Hyperalgesia, or increased pain sensitivity, is higher in people with fibromyalgia, and research shows that disrupted brain signals for reward and punishment may be a contributing factor.
The study results published in Arthritis & Rheumatism, a journal of the American College of Rheumatology, suggest that this altered brain processing might contribute to widespread pain and lack of response to opioid therapy in patients with fibromyalgia.
In a press release from Wiley, publisher of Arthritis & Rheumatism, lead author Dr. Marco Loggia from Massachusetts General Hospital and Harvard Medical School in Boston is quoted as saying, “In patients with fibromyalgia there is an alteration in the central nervous system pain processing and a poor response to topical pain treatments, trigger point injections and opioids. Our study examines the disruption of brain function involved in the individual experience of pain anticipation and pain relief.”
Fibromyalgia patients showed less brain activity in regions involved with sensory, affective, cognitive and pain regulating processes during pain anticipation and relief.
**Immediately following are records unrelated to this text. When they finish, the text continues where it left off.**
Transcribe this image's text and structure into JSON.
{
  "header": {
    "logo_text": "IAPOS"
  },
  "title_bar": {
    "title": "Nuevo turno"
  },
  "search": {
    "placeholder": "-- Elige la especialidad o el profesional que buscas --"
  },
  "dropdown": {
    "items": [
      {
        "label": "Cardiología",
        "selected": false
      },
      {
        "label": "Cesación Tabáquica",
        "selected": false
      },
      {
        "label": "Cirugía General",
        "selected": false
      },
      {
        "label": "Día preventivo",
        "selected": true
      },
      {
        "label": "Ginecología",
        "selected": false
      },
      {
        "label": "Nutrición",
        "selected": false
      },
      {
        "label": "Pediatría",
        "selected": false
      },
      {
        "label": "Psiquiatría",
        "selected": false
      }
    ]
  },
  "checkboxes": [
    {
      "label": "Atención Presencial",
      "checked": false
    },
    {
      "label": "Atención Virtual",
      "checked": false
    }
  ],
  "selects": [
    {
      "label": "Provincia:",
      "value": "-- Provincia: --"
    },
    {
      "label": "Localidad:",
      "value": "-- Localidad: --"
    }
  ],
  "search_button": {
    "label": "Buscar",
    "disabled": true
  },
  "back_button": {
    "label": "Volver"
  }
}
The study of 31 patients with fibromyalgia and 14 controls used fMRI, cuff pressure stimuli on the leg, and visual cues during the fMRI of impending pain onset (anticipation) and pain offset (relief anticipation). In healthy controls, the center of the brain processing reward and punishment was activated during pain anticipation and stimulation and deactivated during anticipation of relief. In fibromyalgia patients, the brain responses during pain, and anticipation of pain and relief, were significantly reduced or inhibited.
Dr. Loggia concluded, “Our findings suggest that fibromyalgia patients exhibit altered brain responses to punishing and rewarding events, such as expectancy of pain and relief of pain. These observations may contribute to explain the heightened sensitivity to pain, as well as the lack of effectiveness of pain medications such as opioids, observed in these patients. Future studies should further investigate the neurochemical basis underlying these dysfunctions.”
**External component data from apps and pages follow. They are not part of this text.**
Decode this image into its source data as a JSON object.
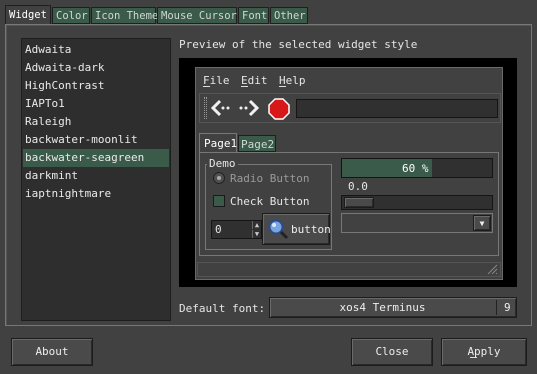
{
  "tabs": [
    "Widget",
    "Color",
    "Icon Theme",
    "Mouse Cursor",
    "Font",
    "Other"
  ],
  "themes": [
    "Adwaita",
    "Adwaita-dark",
    "HighContrast",
    "IAPTo1",
    "Raleigh",
    "backwater-moonlit",
    "backwater-seagreen",
    "darkmint",
    "iaptnightmare"
  ],
  "selected_theme": "backwater-seagreen",
  "preview": {
    "title": "Preview of the selected widget style",
    "menu": [
      "File",
      "Edit",
      "Help"
    ],
    "inner_tabs": [
      "Page1",
      "Page2"
    ],
    "demo_label": "Demo",
    "radio_label": "Radio Button",
    "check_label": "Check Button",
    "spin_value": "0",
    "button_label": "button",
    "progress_text": "60 %",
    "progress_fraction": 0.6,
    "scale_value": "0.0"
  },
  "font": {
    "label": "Default font:",
    "name": "xos4 Terminus",
    "size": "9"
  },
  "buttons": {
    "about": "About",
    "close": "Close",
    "apply": "Apply"
  }
}
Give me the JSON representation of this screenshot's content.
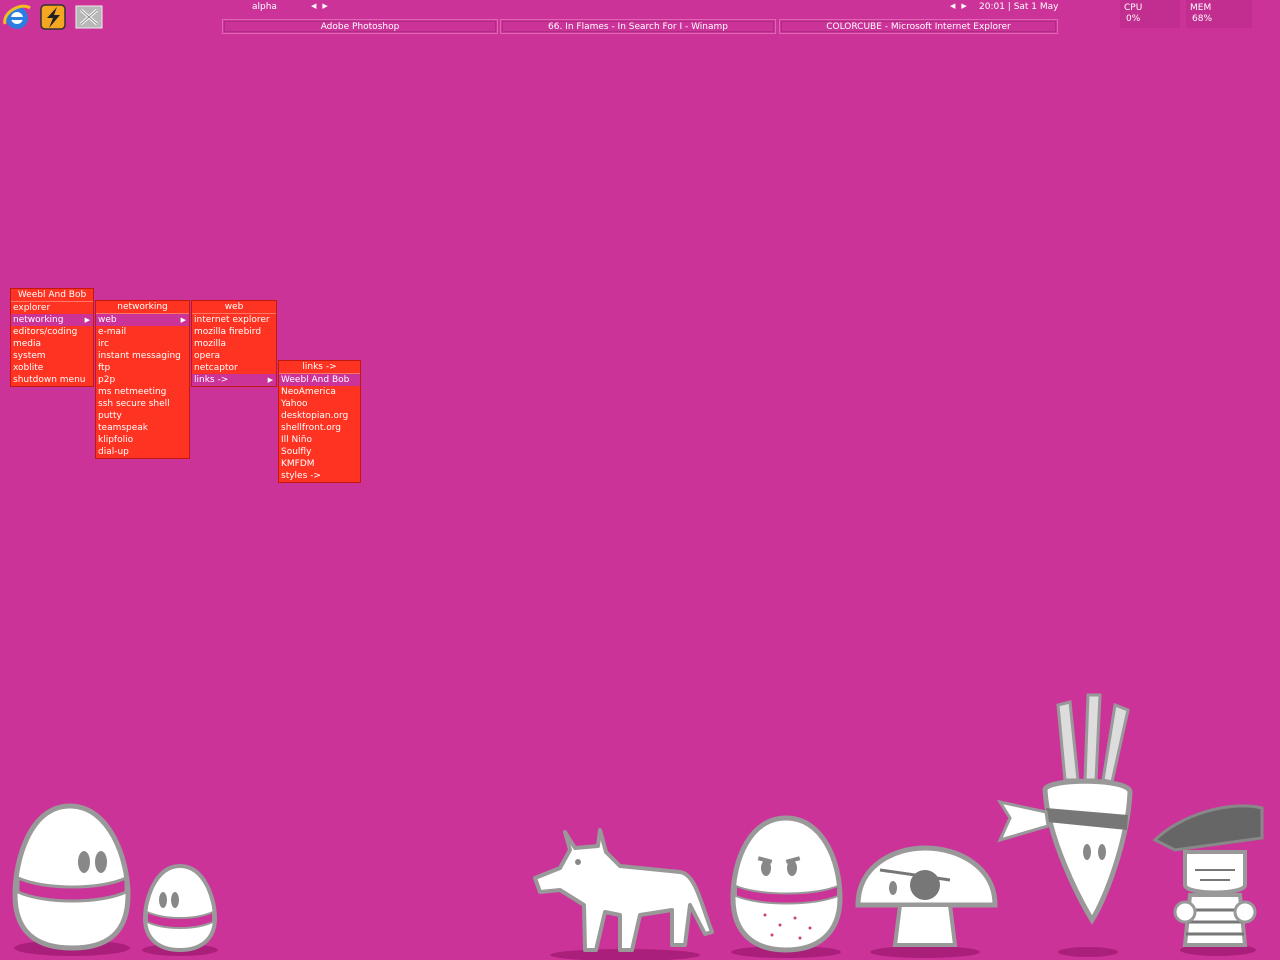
{
  "launcher": {
    "icons": [
      "internet-explorer-icon",
      "winamp-icon",
      "xoblite-icon"
    ]
  },
  "topbar": {
    "workspace": "alpha",
    "clock": "20:01 | Sat 1 May"
  },
  "tasks": [
    {
      "label": "Adobe Photoshop"
    },
    {
      "label": "66. In Flames - In Search For I - Winamp"
    },
    {
      "label": "COLORCUBE - Microsoft Internet Explorer"
    }
  ],
  "monitors": {
    "cpu": {
      "label": "CPU",
      "value": "0%"
    },
    "mem": {
      "label": "MEM",
      "value": "68%"
    }
  },
  "menus": {
    "root": {
      "title": "Weebl And Bob",
      "items": [
        "explorer",
        "networking",
        "editors/coding",
        "media",
        "system",
        "xoblite",
        "shutdown menu"
      ]
    },
    "networking": {
      "title": "networking",
      "items": [
        "web",
        "e-mail",
        "irc",
        "instant messaging",
        "ftp",
        "p2p",
        "ms netmeeting",
        "ssh secure shell",
        "putty",
        "teamspeak",
        "klipfolio",
        "dial-up"
      ]
    },
    "web": {
      "title": "web",
      "items": [
        "internet explorer",
        "mozilla firebird",
        "mozilla",
        "opera",
        "netcaptor",
        "links ->"
      ]
    },
    "links": {
      "title": "links ->",
      "items": [
        "Weebl And Bob",
        "NeoAmerica",
        "Yahoo",
        "desktopian.org",
        "shellfront.org",
        "Ill Niño",
        "Soulfly",
        "KMFDM",
        "styles ->"
      ]
    }
  },
  "colors": {
    "desktop": "#cc3399",
    "menu": "#ff3322",
    "menu_highlight": "#cc3399"
  }
}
This research was supported by the National Center for Complementary and Alternative Medicine (NCCAM), National Institutes of Health (NIH) grants (R01-AT004714, P01- AT002048, P01-AT006663, R01-AT005280; R01-AG034982, R21-AR057920).